Other students who participated:

  • Arvin Jadonath
  • Nirav Kumar
  • Rebecca Sparacio
  • Kavina Amin
  • Hema Kumar
  • Rebecca Zeltsman
  • Kaya Amin
  • Ilana Nimkoff
  • Jacob Mohebban
  • Derek Gilbert

NYSSEF is on Monday April 3.  Long Island Science Congress is on Wednesday April 5.

Thanks to Mary Alexis Blondrage for her support of the students and the write-up of the competition!

Wheatley and National Rankings

Over the past several years, there has been a proliferation of organizations promoting lists of the top high schools in the country. Readers of this blog may recall some of my posts outlining some of the serious errors in these ranking lists (see http://wp.me/p3RKEP-4io and http://wp.me/p3RKEP-9iI, for example).

At last night’s Board of Education meeting, I presented an overview of the state and national ranking of high schools. As part of the presentation, I described the steps Wheatley could take if it wanted to focus on its national rankings.

You can view the presentation through the link below:

wheatley-and-national-rankings-cover

 

Wheatley and National Rankings Feb17

Wheatley’s Midterm Experiences Bring the World to Students (Part 1)

Wheatley’s Midterm Experience is designed to give our 9th and 10th grade students hands-on workshops to provide insight into how English can be used in future endeavors. On Wednesday, over the course of two hours, students worked with acclaimed authors, poets, comedians and creative artists in activities designed to engage students in a way that can be challenging during the regular school day.

The Midterm Experience occurs thanks to the dedication of our Secondary English Chair, Mr. Steve Collier, our extraordinary librarian, Mrs. JoBeth Roberts, and our dedicated English teachers.

Some of the workshops given include:

Thinking Like a Writer
by Todd Strasser (Wheatley Class of 1968)

Wheatley graduate and renowned author Todd Strasser (The Beast of Cretacea, Fallout, Wish You Were Dead series) shared with participants what makes stories work. Many films, plays, and novels share common story elements, such as exposition, conflict, rising action, crisis, climax, and resolution. In the first part of the workshop, students identified these elements in popular films and novels. In the second, highly interactive, part of the workshop Mr. Strasser guided students in discovering why these elements are essential, helping them create a story of their own. In the process students discussed character and plot development, theme, back story, foreshadowing, subplot, and many other aspects of creative writing. By the end students not only had a greater understanding of story structure, but experienced “thinking like a writer” as well.


We All Have a Story to Tell
by April Armstrong, award winning performer and storyteller

Professional storyteller April Armstrong, winner of the 2015 Bronx BRIO award, helped to bring storytelling to life.

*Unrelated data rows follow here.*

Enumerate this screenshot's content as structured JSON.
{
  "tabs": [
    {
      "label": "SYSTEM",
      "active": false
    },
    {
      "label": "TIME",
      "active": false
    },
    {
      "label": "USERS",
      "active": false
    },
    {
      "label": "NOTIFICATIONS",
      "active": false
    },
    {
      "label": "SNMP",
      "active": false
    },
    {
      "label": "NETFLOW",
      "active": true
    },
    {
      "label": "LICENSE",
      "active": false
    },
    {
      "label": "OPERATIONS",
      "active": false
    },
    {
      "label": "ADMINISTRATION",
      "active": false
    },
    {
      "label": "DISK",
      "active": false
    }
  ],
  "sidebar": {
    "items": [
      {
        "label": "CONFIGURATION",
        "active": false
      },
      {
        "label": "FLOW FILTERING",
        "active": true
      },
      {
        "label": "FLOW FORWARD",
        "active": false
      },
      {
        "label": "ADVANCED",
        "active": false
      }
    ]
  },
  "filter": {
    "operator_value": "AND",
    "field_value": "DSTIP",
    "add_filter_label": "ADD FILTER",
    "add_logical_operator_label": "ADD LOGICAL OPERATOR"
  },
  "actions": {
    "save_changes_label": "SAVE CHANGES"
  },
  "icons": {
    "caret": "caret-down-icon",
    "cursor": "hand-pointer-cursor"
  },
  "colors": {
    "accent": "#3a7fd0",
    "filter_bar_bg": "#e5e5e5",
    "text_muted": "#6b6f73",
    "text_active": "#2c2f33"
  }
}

This workshop examined the art of storytelling as a vibrant and necessary form of communication. Using voice, character, dialogue, gesture and song, students explored stories and their personal relationship to them. Emphasis was on story writing and telling prompts, using drama exercises as well as other sensory and visual exercises to help make story telling memorable.

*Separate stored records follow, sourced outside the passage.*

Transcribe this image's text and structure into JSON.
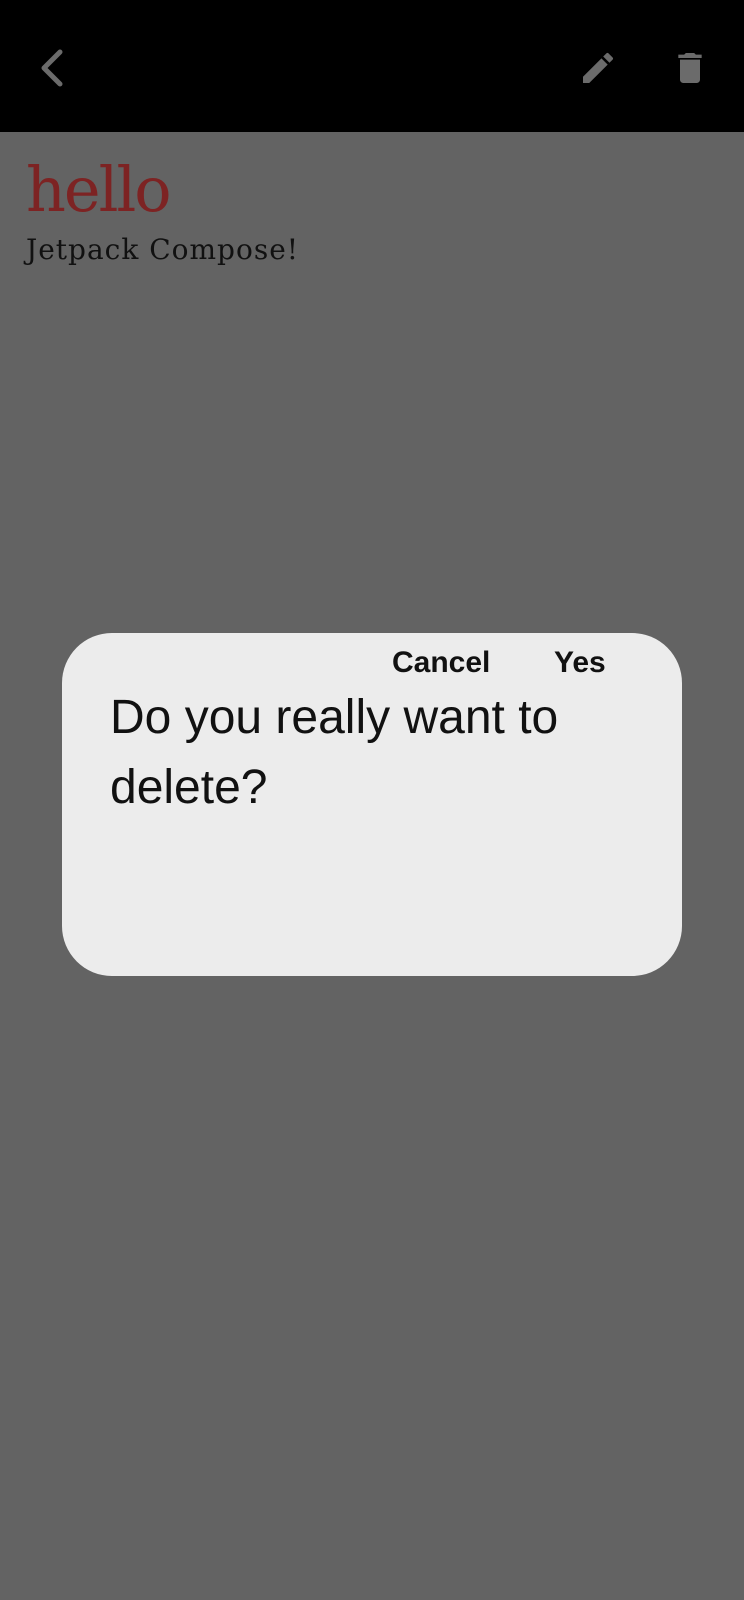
{
  "toolbar": {
    "back_icon": "chevron-left-icon",
    "edit_icon": "pencil-icon",
    "delete_icon": "trash-icon",
    "background_color": "#000000",
    "icon_color": "#6b6b6b"
  },
  "note": {
    "title": "hello",
    "body": "Jetpack Compose!",
    "title_color": "#7d2323"
  },
  "dialog": {
    "message": "Do you really want to delete?",
    "cancel_label": "Cancel",
    "confirm_label": "Yes",
    "background_color": "#ececec"
  },
  "scrim_color": "#636363"
}
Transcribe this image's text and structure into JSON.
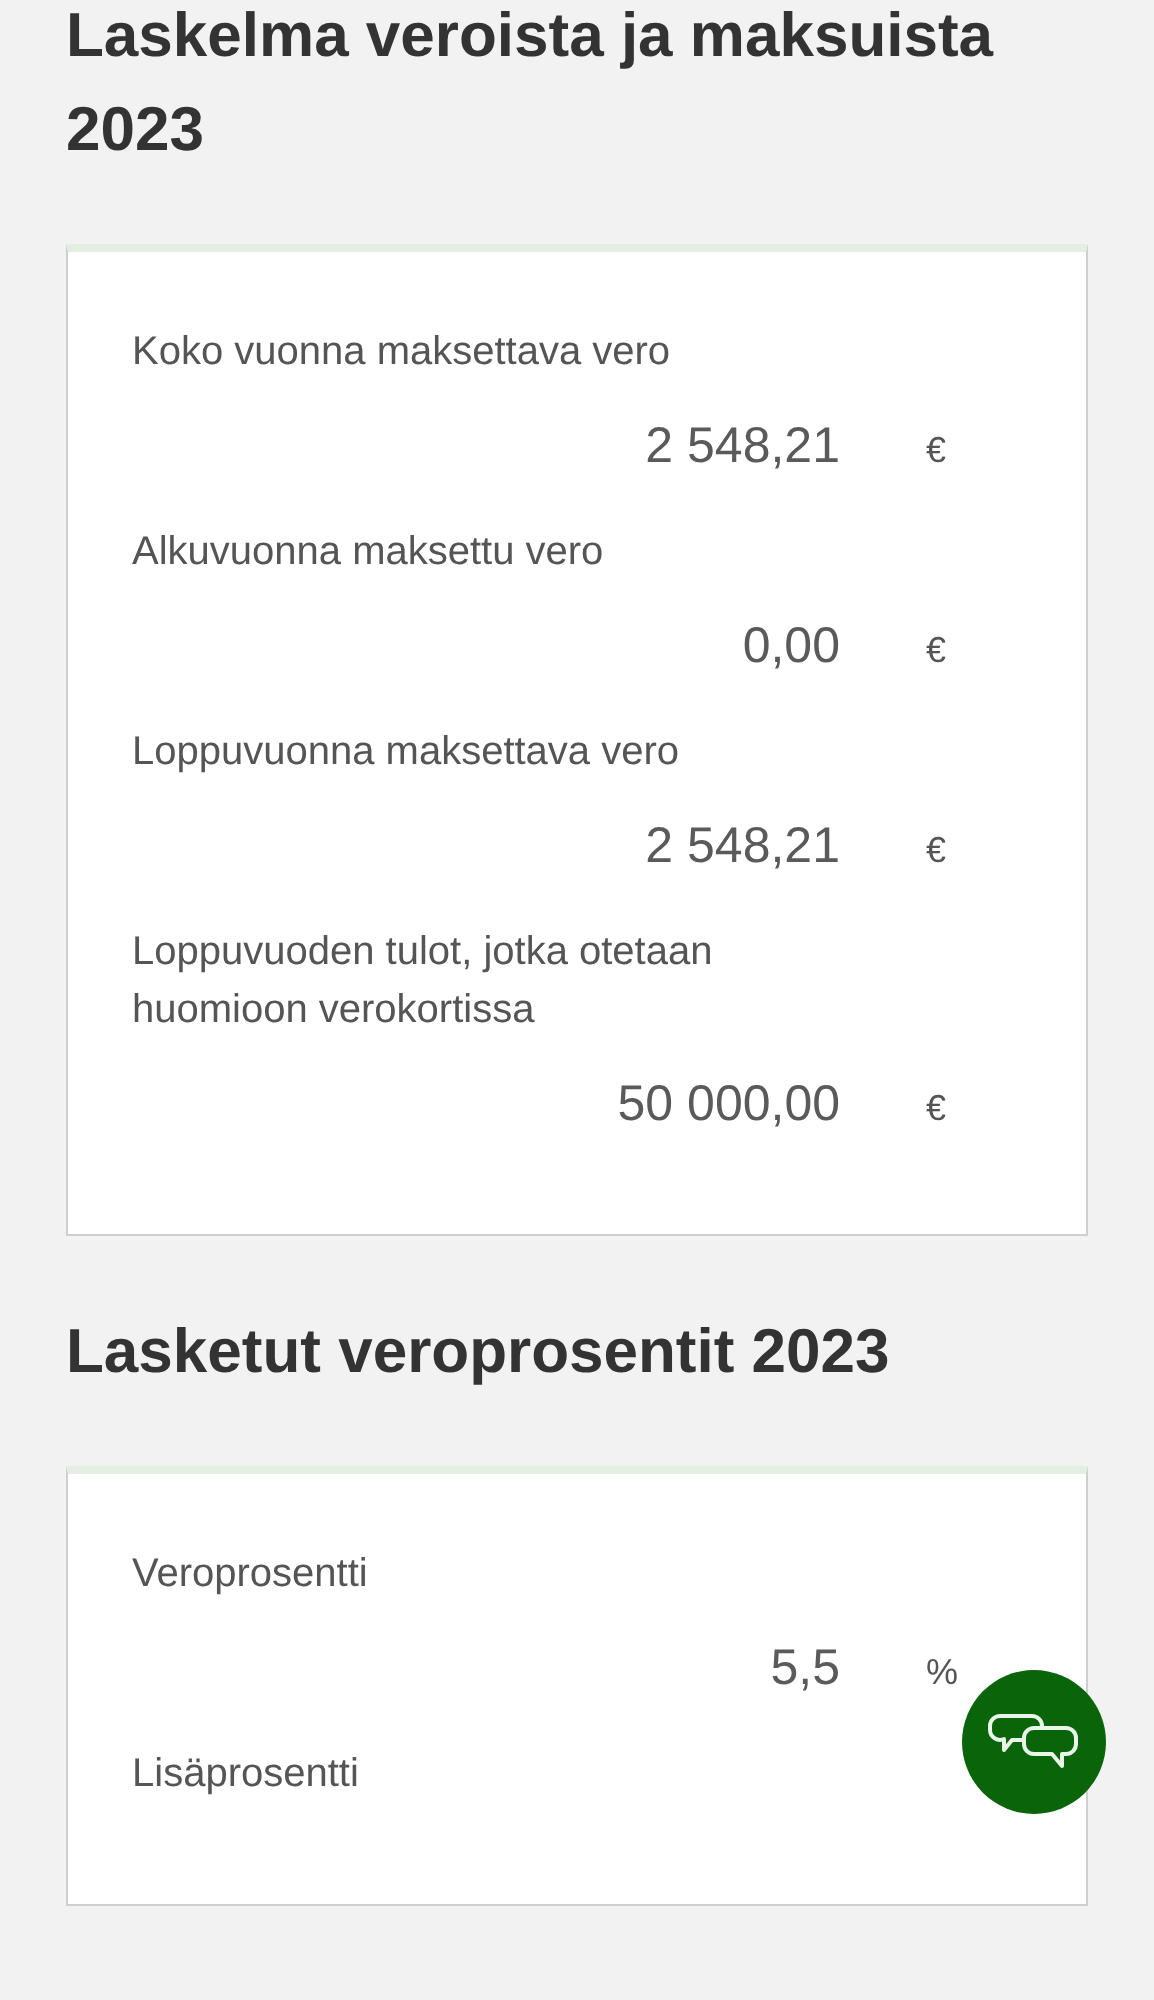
{
  "sections": [
    {
      "title": "Laskelma veroista ja maksuista 2023",
      "rows": [
        {
          "label": "Koko vuonna maksettava vero",
          "value": "2 548,21",
          "unit": "€"
        },
        {
          "label": "Alkuvuonna maksettu vero",
          "value": "0,00",
          "unit": "€"
        },
        {
          "label": "Loppuvuonna maksettava vero",
          "value": "2 548,21",
          "unit": "€"
        },
        {
          "label": "Loppuvuoden tulot, jotka otetaan huomioon verokortissa",
          "value": "50 000,00",
          "unit": "€"
        }
      ]
    },
    {
      "title": "Lasketut veroprosentit 2023",
      "rows": [
        {
          "label": "Veroprosentti",
          "value": "5,5",
          "unit": "%"
        },
        {
          "label": "Lisäprosentti"
        }
      ]
    }
  ],
  "chat_button": {
    "kind": "chat"
  }
}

Stealing Poetry (or Every Poet is a Thief stolen from U2’s Mysterious Ways)
by Leah Umansky, poet, collagist, teacher, pop-culture fanatic

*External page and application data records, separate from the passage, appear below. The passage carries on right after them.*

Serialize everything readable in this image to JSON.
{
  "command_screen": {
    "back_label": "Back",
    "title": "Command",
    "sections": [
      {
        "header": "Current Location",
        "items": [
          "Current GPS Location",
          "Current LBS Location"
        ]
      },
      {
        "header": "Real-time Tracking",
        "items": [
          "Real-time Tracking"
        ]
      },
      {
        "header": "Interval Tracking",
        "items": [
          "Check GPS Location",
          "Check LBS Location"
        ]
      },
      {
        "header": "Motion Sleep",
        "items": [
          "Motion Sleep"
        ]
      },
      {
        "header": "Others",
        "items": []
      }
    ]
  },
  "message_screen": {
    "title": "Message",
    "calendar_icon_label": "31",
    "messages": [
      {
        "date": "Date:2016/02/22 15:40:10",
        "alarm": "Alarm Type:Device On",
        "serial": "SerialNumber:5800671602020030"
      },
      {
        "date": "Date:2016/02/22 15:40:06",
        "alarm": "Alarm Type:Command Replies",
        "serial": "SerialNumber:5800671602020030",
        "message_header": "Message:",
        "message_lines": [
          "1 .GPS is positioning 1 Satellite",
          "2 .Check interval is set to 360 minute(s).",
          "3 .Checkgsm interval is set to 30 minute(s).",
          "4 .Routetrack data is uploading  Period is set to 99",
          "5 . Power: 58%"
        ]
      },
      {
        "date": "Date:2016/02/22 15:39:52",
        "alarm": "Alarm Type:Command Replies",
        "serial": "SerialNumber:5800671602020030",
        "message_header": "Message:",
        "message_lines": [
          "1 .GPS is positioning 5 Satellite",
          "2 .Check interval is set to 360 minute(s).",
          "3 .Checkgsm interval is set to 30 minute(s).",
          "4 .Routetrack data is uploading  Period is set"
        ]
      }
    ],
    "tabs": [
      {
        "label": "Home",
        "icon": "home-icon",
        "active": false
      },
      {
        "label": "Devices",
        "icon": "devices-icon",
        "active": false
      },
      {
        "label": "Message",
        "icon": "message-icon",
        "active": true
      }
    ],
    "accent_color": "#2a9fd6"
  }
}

This workshop was designed for students who love television, movies or theatre, often finding themselves thinking about a certain character, or something a character said in a TV show or movie, days after they saw it! This workshop was designed to help students find what inspires them as a writer. Leah Umansky read from her Game of Thrones and Mad Men inspired poems and discussed the genesis of her inspiration.  Participants learned how to be inspired by their surroundings – including pop culture!  This workshop was designed to break the stigma often applied to poetry, opening students up to new ways of approaching and entering poems. Emphasis was on writing prompts and reading contemporary poetry.  Participants were asked to share their work!